US Department of State (2010) 2010 Country Reports on Human Rights Practices: Burundi, available at http://www.state.gov/g/drl/rls/hrrpt/2010, accessed 5 March 2012.

World Bank (2010) Country Policy and Institutional Assessment – Burundi, online data, Available at http://web.worldbank.org/WBSITE/EXTERNAL/TOPICS/EXTGENDER/EXTANATOOLS/EXTSTATINDDATA/EXTGENDERSTATS/0,,menuPK:3237391~pagePK:64168427~piPK:64168435~theSitePK:3237336,00.html, accessed 22 October 2010.

World Bank (n.d.) Summary Gender Profile: Burundi, available at http://siteresources.worldbank.org/EXTAFRREGTOPGENDER/Resources/burundi.pdf, accessed 22 October 2010.

World Bank (n.d.) Online data: Burundi, available at http://data.worldbank.org/country/burundi, accessed at 20 November 2010.

World Economic Forum (2011) The Global Gender Gap Report 2011, available at http://www3.weforum.org/docs/WEF_GenderGap_Report_2011.pdf, accessed 2 March 2012.

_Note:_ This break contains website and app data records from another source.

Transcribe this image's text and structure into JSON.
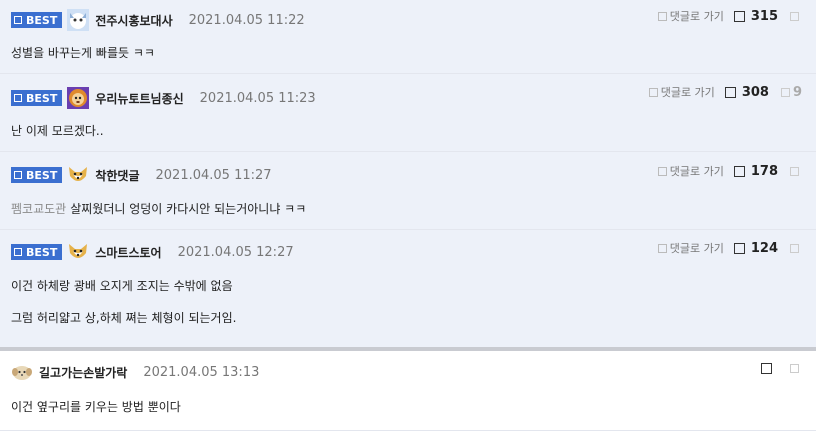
{
  "comments": [
    {
      "best_label": "BEST",
      "author": "전주시홍보대사",
      "date": "2021.04.05 11:22",
      "reply_label": "댓글로 가기",
      "votes": "315",
      "downvotes": "",
      "lines": [
        "성별을 바꾸는게 빠를듯 ㅋㅋ"
      ]
    },
    {
      "best_label": "BEST",
      "author": "우리뉴토트님종신",
      "date": "2021.04.05 11:23",
      "reply_label": "댓글로 가기",
      "votes": "308",
      "downvotes": "9",
      "lines": [
        "난 이제 모르겠다.."
      ]
    },
    {
      "best_label": "BEST",
      "author": "착한댓글",
      "date": "2021.04.05 11:27",
      "reply_label": "댓글로 가기",
      "votes": "178",
      "downvotes": "",
      "prefix": "펨코교도관",
      "lines": [
        "살찌웠더니 엉덩이 카다시안 되는거아니냐 ㅋㅋ"
      ]
    },
    {
      "best_label": "BEST",
      "author": "스마트스토어",
      "date": "2021.04.05 12:27",
      "reply_label": "댓글로 가기",
      "votes": "124",
      "downvotes": "",
      "lines": [
        "이건 하체랑 광배 오지게 조지는 수밖에 없음",
        "그럼 허리얇고 상,하체 쪄는 체형이 되는거임."
      ]
    },
    {
      "author": "길고가는손발가락",
      "date": "2021.04.05 13:13",
      "votes": "",
      "downvotes": "",
      "lines": [
        "이건 옆구리를 키우는 방법 뿐이다"
      ]
    }
  ],
  "colors": {
    "best_badge": "#3b6fd0",
    "best_bg": "#edf1f9",
    "separator": "#c9cbd1"
  }
}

Data
Discrim. Fam. Code Rank 2012: 
93
Discrim. Fam. Code Value 2012: 
0.5997
Legal Age of Marriage: 
1
Early Marriage: 
0.070528
Parental Authority: 
0.5
Inheritance: 
1
Data
Rest. Phys. Integrity Rank 2012: 
63
Rest. Phys. Integrity Value 2012: 
0.4105
Violence Against Women (laws): 
0.5
Female Genital Mutilation: 
0
Reproductive Integrity: 
0.29
Data
Son Bias Rank 2012: 
35
Son Bias Value 2012: 
0.456938
Missing Women: 
0
Fertility Preferences: 
0.480014
Data
Rest. Resources & Ent. Rank 2012: 
106
Rest. Resources & Ent. Value 2012: 
0.6633
Access To Land: 
1
Access To Property Other Than Land: 
1
Access To Bank Loans And Credit: 
0
Data
Rest. Civil Liberties Rank 2012: 
40
Rest. Civil Liberties Value 2012: 
0.4477
Access To Public Space: 
0.5
Political Participation: 
0.349315
Political Quotas: 
0.5